A dispute over a United Nations resolution on the bloody end to Sri Lanka's civil war with ethnic Tamil rebels is threatening the stability of India's already shaky coalition government.
A key ethnic Tamil party withdrew from the coalition Tuesday, accusing the government of watering down a U.N. resolution criticizing Sri Lanka's war-time conduct against its minority Tamil population. The party, Dravida Munnetra Kazhagam, has demanded the U.N. Human Rights Council resolution accuse Sri Lanka of genocide and that it lead to the formation of an international inquiry into possible war crimes. The party also demanded a similar resolution be passed by India's Parliament.
The DMK party, from the southern state of Tamil Nadu, has 18 members in Parliament, five of them government ministers.

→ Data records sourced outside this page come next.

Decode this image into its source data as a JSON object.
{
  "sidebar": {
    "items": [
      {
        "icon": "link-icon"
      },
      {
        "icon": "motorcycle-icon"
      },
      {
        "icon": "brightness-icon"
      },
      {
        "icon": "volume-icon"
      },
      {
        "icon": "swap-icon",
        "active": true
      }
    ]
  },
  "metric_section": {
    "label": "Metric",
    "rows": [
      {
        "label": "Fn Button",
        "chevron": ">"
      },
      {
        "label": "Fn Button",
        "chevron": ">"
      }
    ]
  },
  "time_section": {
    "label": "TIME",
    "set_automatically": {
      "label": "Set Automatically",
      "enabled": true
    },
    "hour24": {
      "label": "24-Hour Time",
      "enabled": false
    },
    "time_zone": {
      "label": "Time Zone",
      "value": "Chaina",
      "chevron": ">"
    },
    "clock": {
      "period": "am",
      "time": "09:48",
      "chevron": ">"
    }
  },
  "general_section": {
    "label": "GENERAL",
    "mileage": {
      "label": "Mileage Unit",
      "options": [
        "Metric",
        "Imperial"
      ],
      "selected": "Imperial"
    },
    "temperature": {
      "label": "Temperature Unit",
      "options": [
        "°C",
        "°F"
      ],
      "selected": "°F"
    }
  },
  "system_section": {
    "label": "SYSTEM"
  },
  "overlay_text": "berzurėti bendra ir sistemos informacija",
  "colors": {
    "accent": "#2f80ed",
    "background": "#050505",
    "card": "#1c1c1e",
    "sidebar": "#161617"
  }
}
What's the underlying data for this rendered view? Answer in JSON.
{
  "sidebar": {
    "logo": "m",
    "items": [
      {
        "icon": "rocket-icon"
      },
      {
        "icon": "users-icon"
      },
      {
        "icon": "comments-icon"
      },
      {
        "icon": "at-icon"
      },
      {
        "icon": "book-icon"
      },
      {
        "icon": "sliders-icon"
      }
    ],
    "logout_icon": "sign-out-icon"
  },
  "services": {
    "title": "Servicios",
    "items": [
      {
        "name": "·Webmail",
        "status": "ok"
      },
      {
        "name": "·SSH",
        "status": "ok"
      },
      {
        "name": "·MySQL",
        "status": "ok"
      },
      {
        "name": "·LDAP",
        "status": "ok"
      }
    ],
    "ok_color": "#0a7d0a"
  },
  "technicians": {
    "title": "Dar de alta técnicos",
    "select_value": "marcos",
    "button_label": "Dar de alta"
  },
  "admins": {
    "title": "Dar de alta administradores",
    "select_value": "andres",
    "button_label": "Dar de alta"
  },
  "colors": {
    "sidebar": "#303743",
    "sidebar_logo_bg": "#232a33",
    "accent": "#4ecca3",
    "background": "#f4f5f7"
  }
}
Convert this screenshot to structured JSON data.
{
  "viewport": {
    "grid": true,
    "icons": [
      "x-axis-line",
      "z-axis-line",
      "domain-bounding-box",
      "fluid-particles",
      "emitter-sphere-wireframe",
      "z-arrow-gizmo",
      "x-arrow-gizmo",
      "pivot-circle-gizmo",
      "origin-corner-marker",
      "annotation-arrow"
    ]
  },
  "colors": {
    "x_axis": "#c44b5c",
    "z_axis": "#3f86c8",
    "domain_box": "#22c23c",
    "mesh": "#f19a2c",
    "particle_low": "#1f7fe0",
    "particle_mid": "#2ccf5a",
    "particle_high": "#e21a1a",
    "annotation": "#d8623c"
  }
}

The issue of Sri Lanka's actions in the final five months of its quarter-century civil war in 2009 poses a conundrum for the Indian government. It is concerned that too strong a resolution will anger its Indian Ocean island neighbor and push it deeper into China's sphere of influence.
However, the anger of ethnic Tamil parties in India — and the precarious nature of the coalition — puts it under pressure to take a hard line toward Sri Lanka.
A U.N. investigation into the final months of the war indicated the ethnic Sinhalese-dominated government might have killed as many as 40,000 minority Tamil civilians. The Tamil Tigers had been fighting for a breakaway Tamil state in northern Sri Lanka.
Indian Finance Minister P. Chidambaram said the government was still considering its position on the U.N. vote, adding that any resolution by Parliament would require a consultation with its other government allies, a process the Congress party had already begun. He insisted the DMK's withdrawal would not topple the government, even though the coalition is already a minority government that leans heavily on small regional parties and is routinely held hostage to their pet interests.
National elections are not expected until next year.
The DMK accused the government of diluting a draft Sri Lanka resolution sponsored by the United States and ignoring the Tamil party's concerns.
"It will be a big harm to the Tamil race for the DMK to continue in government," said the party's leader, M. Karunanidhi.
Several Tamil legislators, from the DMK and an opposition party, disrupted Parliament, storming the well and chanting, "We want justice."
However, Karunanidhi left open the possibility of rejoining the government, saying, "We are ready to change our opinion" if the demands are met.
The U.N. draft resolution, posted on a U.N. website late Monday, calls on Sri Lanka to implement the recommendations of its own war commission and take action to ensure justice and reconciliation in the country.
It also calls for the implementation of recommendations issued last month by the U.N.'s top human rights official, Navi Pillay, who accused the government of failing to investigate reports of widespread killings and other war-time atrocities. Pillay's report said opposition leaders were being killed or abducted in Sri Lanka. It also questioned the government's commitment to postwar justice and urged Sri Lankan authorities to allow international experts to investigate allegations of human rights violations.
Rights group Amnesty International also blamed India for pushing for a weak U.N. resolution.
"There is a lot of evidence in this draft resolution to clearly show the imprint of Indian influence. There is a significant downgrading of the international community's concerns regarding human rights violations in Sri Lanka," G. Ananthapadmanabhan, the head of Amnesty International in India, said in a statement.
The rights council passed a similar resolution last year that human rights campaigners accuse Sri Lanka of largely ignoring.
Ananthapadmanabhan said the new resolution is especially weak given new information about possible war crimes that has come to light since last year.
Congress President Sonia Gandhi declined to comment on the DMK's withdrawal, but earlier Tuesday called for an "independent and credible" inquiry.
"We are anguished by reports of unspeakable atrocities on innocent civilians and children, especially during the last days of the conflict in 2009," she said, according to the Press Trust of India news agency.
A Sri Lanka spokesman denied that his government was involved in genocide.
"This is far from the truth," Keheliya Rambukwella said.
He also dismissed the events in neighboring India.
"We don't get involved in provincial politics of another country," he said.
Associated Press writer Krishan Francis in Colombo, Sri Lanka, contributed to this report.